- Server security: Heroku automatically scales or adds more dynos if needed when the server response time crosses a threshold. App data stored on the Heroku platform is encrypted to ensure server security. Heroku conducts regular audits to ensure that the platform maintains security compliances with HIPAA, PCI, ISO, SOC, etc.
Since not a serverless platform, Heroku charges for virtual machines that keep the apps running even in the absence of a trigger event.
It offers a free tier with 550-1000 dyno hours monthly for personal projects and non-commercial applications. The paid tier starts at $7 a month for a dyno, more on which is discussed below:
- Hobby: Starting at $7 per month, this tier offers all the features of the free tier along with automatic certificate management and free SSL.
- Standard: Standard 1X starts at $25 a month for a dyno and can run lightweight applications that can boot with 512 MB RAM. Standard 2X starting at $50 a dyno monthly offers higher concurrency for computing intense background workers.
- Performance: Performance M starts at $250 a month for running high traffic, low latency apps with optimized concurrency over Standard 2X. Performance L at $500 for extremely high concurrency and max throughput for high-traffic, latency-sensitive applications.

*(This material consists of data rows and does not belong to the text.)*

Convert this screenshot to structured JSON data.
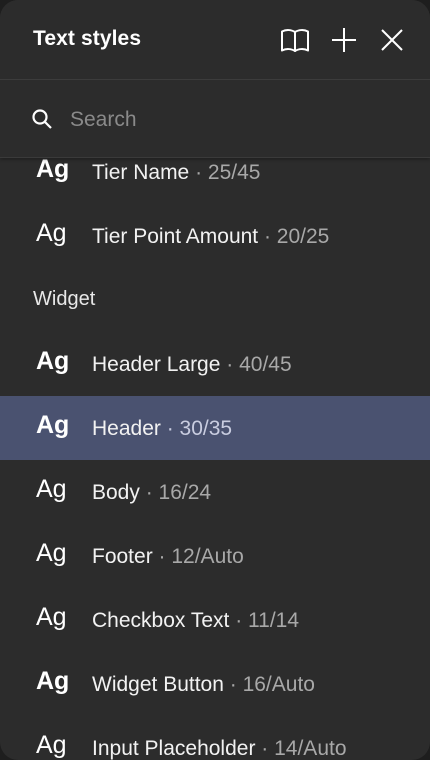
{
  "header": {
    "title": "Text styles"
  },
  "search": {
    "placeholder": "Search"
  },
  "list": {
    "top_items": [
      {
        "name": "Tier Name",
        "meta": " · 25/45"
      },
      {
        "name": "Tier Point Amount",
        "meta": " · 20/25"
      }
    ],
    "section_label": "Widget",
    "widget_items": [
      {
        "name": "Header Large",
        "meta": " · 40/45"
      },
      {
        "name": "Header",
        "meta": " · 30/35"
      },
      {
        "name": "Body",
        "meta": " · 16/24"
      },
      {
        "name": "Footer",
        "meta": " · 12/Auto"
      },
      {
        "name": "Checkbox Text",
        "meta": " · 11/14"
      },
      {
        "name": "Widget Button",
        "meta": " · 16/Auto"
      },
      {
        "name": "Input Placeholder",
        "meta": " · 14/Auto"
      }
    ],
    "preview_glyph": "Ag"
  },
  "colors": {
    "panel_bg": "#2c2c2c",
    "selected_bg": "#4a5270",
    "text_primary": "#f2f2f2",
    "text_secondary": "#a8a8a8"
  },
  "icons": [
    "book-icon",
    "plus-icon",
    "close-icon",
    "search-icon"
  ]
}
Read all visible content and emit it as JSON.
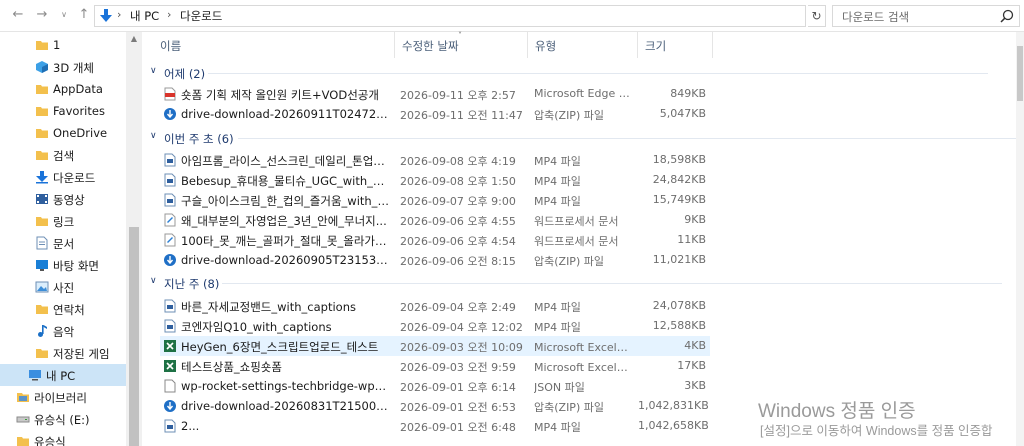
{
  "colors": {
    "accent": "#1e3a6e",
    "selected": "#cce4f7",
    "hover_row": "#e5f3ff",
    "header_text": "#4c607a"
  },
  "address": {
    "crumbs": [
      "내 PC",
      "다운로드"
    ],
    "search_placeholder": "다운로드 검색"
  },
  "sidebar": {
    "items": [
      {
        "label": "1",
        "icon": "folder-pinned-icon"
      },
      {
        "label": "3D 개체",
        "icon": "3d-objects-icon"
      },
      {
        "label": "AppData",
        "icon": "folder-pinned-icon"
      },
      {
        "label": "Favorites",
        "icon": "folder-pinned-icon"
      },
      {
        "label": "OneDrive",
        "icon": "folder-pinned-icon"
      },
      {
        "label": "검색",
        "icon": "folder-pinned-icon"
      },
      {
        "label": "다운로드",
        "icon": "download-icon"
      },
      {
        "label": "동영상",
        "icon": "videos-icon"
      },
      {
        "label": "링크",
        "icon": "folder-pinned-icon"
      },
      {
        "label": "문서",
        "icon": "documents-icon"
      },
      {
        "label": "바탕 화면",
        "icon": "desktop-icon"
      },
      {
        "label": "사진",
        "icon": "pictures-icon"
      },
      {
        "label": "연락처",
        "icon": "folder-pinned-icon"
      },
      {
        "label": "음악",
        "icon": "music-icon"
      },
      {
        "label": "저장된 게임",
        "icon": "folder-pinned-icon"
      },
      {
        "label": "내 PC",
        "icon": "pc-icon"
      },
      {
        "label": "라이브러리",
        "icon": "library-icon"
      },
      {
        "label": "유승식 (E:)",
        "icon": "drive-icon"
      },
      {
        "label": "유승식",
        "icon": "folder-icon"
      }
    ]
  },
  "columns": {
    "name": "이름",
    "date": "수정한 날짜",
    "type": "유형",
    "size": "크기"
  },
  "groups": [
    {
      "label": "어제 (2)"
    },
    {
      "label": "이번 주 초 (6)"
    },
    {
      "label": "지난 주 (8)"
    }
  ],
  "files": [
    {
      "name": "숏폼 기획 제작 올인원 키트+VOD선공개",
      "date": "2026-09-11 오후 2:57",
      "type": "Microsoft Edge P...",
      "size": "849KB",
      "icon": "pdf-icon"
    },
    {
      "name": "drive-download-20260911T024729Z-1-0...",
      "date": "2026-09-11 오전 11:47",
      "type": "압축(ZIP) 파일",
      "size": "5,047KB",
      "icon": "zip-icon"
    },
    {
      "name": "아임프롬_라이스_선스크린_데일리_톤업_...",
      "date": "2026-09-08 오후 4:19",
      "type": "MP4 파일",
      "size": "18,598KB",
      "icon": "video-file-icon"
    },
    {
      "name": "Bebesup_휴대용_물티슈_UGC_with_capti...",
      "date": "2026-09-08 오후 1:50",
      "type": "MP4 파일",
      "size": "24,842KB",
      "icon": "video-file-icon"
    },
    {
      "name": "구슬_아이스크림_한_컵의_즐거움_with_c...",
      "date": "2026-09-07 오후 9:00",
      "type": "MP4 파일",
      "size": "15,749KB",
      "icon": "video-file-icon"
    },
    {
      "name": "왜_대부분의_자영업은_3년_안에_무너지...",
      "date": "2026-09-06 오후 4:55",
      "type": "워드프로세서 문서",
      "size": "9KB",
      "icon": "hwp-icon"
    },
    {
      "name": "100타_못_깨는_골퍼가_절대_못_올라가는...",
      "date": "2026-09-06 오후 4:54",
      "type": "워드프로세서 문서",
      "size": "11KB",
      "icon": "hwp-icon"
    },
    {
      "name": "drive-download-20260905T231530Z-1-0...",
      "date": "2026-09-06 오전 8:15",
      "type": "압축(ZIP) 파일",
      "size": "11,021KB",
      "icon": "zip-icon"
    },
    {
      "name": "바른_자세교정밴드_with_captions",
      "date": "2026-09-04 오후 2:49",
      "type": "MP4 파일",
      "size": "24,078KB",
      "icon": "video-file-icon"
    },
    {
      "name": "코엔자임Q10_with_captions",
      "date": "2026-09-04 오후 12:02",
      "type": "MP4 파일",
      "size": "12,588KB",
      "icon": "video-file-icon"
    },
    {
      "name": "HeyGen_6장면_스크립트업로드_테스트",
      "date": "2026-09-03 오전 10:09",
      "type": "Microsoft Excel 워...",
      "size": "4KB",
      "icon": "excel-icon"
    },
    {
      "name": "테스트상품_쇼핑숏폼",
      "date": "2026-09-03 오전 9:59",
      "type": "Microsoft Excel 워...",
      "size": "17KB",
      "icon": "excel-icon"
    },
    {
      "name": "wp-rocket-settings-techbridge-wp.com-...",
      "date": "2026-09-01 오후 6:14",
      "type": "JSON 파일",
      "size": "3KB",
      "icon": "json-file-icon"
    },
    {
      "name": "drive-download-20260831T215006Z-1-0...",
      "date": "2026-09-01 오전 6:53",
      "type": "압축(ZIP) 파일",
      "size": "1,042,831KB",
      "icon": "zip-icon"
    },
    {
      "name": "2...",
      "date": "2026-09-01 오전 6:48",
      "type": "MP4 파일",
      "size": "1,042,658KB",
      "icon": "video-file-icon"
    }
  ],
  "watermark": {
    "title": "Windows 정품 인증",
    "subtitle": "[설정]으로 이동하여 Windows를 정품 인증합"
  }
}
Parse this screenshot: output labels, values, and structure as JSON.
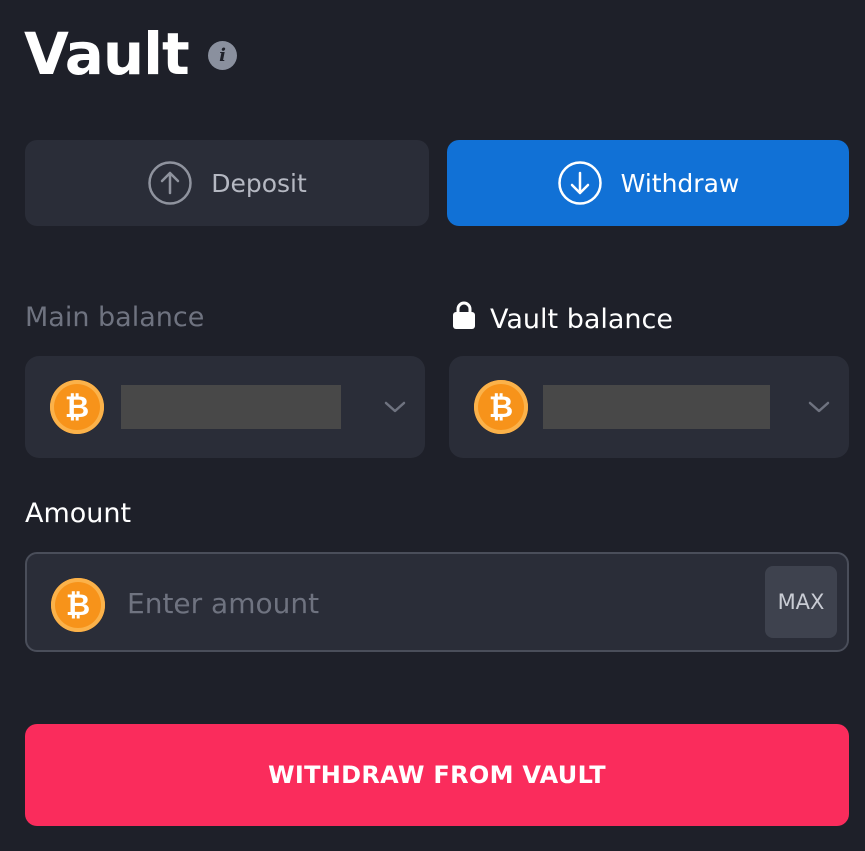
{
  "header": {
    "title": "Vault",
    "info_icon": "info-icon",
    "info_glyph": "i"
  },
  "tabs": [
    {
      "label": "Deposit",
      "icon": "arrow-up-circle-icon",
      "active": false
    },
    {
      "label": "Withdraw",
      "icon": "arrow-down-circle-icon",
      "active": true
    }
  ],
  "balances": {
    "main": {
      "label": "Main balance",
      "currency_icon": "bitcoin-icon",
      "currency_glyph": "₿"
    },
    "vault": {
      "label": "Vault balance",
      "lock_icon": "lock-icon",
      "currency_icon": "bitcoin-icon",
      "currency_glyph": "₿"
    }
  },
  "amount": {
    "label": "Amount",
    "placeholder": "Enter amount",
    "value": "",
    "currency_glyph": "₿",
    "max_label": "MAX"
  },
  "submit": {
    "label": "WITHDRAW FROM VAULT"
  },
  "colors": {
    "background": "#1e2029",
    "panel": "#2a2d38",
    "active_tab": "#1171d6",
    "submit": "#fa2c5c",
    "bitcoin": "#f7931a"
  }
}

- Custom Pricing: Private tier with network isolation and dedicated resources and Shield tier with the dedicated environment and PCI compliance for running high compliance software that needs greater control.
Heroku vs Vercel vs Netlify Comparison
Here is a table comparing Heroku vs Netlify vs Vercel.
|Focus||Towards frontend||Towards frontend||Towards backend|
|Pricing||Pro – $20/user/mo|
Enterprise – Under quotation
|Pro – $19/member/mo|
Business – $99/member/mo
|Hobby – $7/mo|
Production – $25/mo
Advanced – $250/mo
Enterprise – Under quotation
Vercel and Netlify are two of the most popular serverless cloud computing platforms available in the market right now, while Heroku has been a consistently reliable PaaS since its launch. While the models seem similar in how they function and offer their deployment, each of them is mainly suited for a different style of workflows.
Netlify is primarily suited for hosting static websites due to its excellent CDN platform. It has a global network with instant cache validation and offers various features that are more suited for that specific workflow. Similarly, Vercel is a serverless platform that is more suited for for frontend frameworks and static sites.
Heroku is similar to a serverless platform but not in the sense the word is used today, as it does not respond only to a trigger event and does not sleep when not used. However, it still manages most of the backend work and automates redundant processes, allowing developers to simply upload their code and Heroku will handle the rest.
When selecting among these, you will need to carefully assess the requirements of your organization to determine which one best suits your organization. If you cannot come to a result, consider getting in touch with one of the leading app hosting companies for more information. The experts there will help you select the best software solutions for your upcoming projects.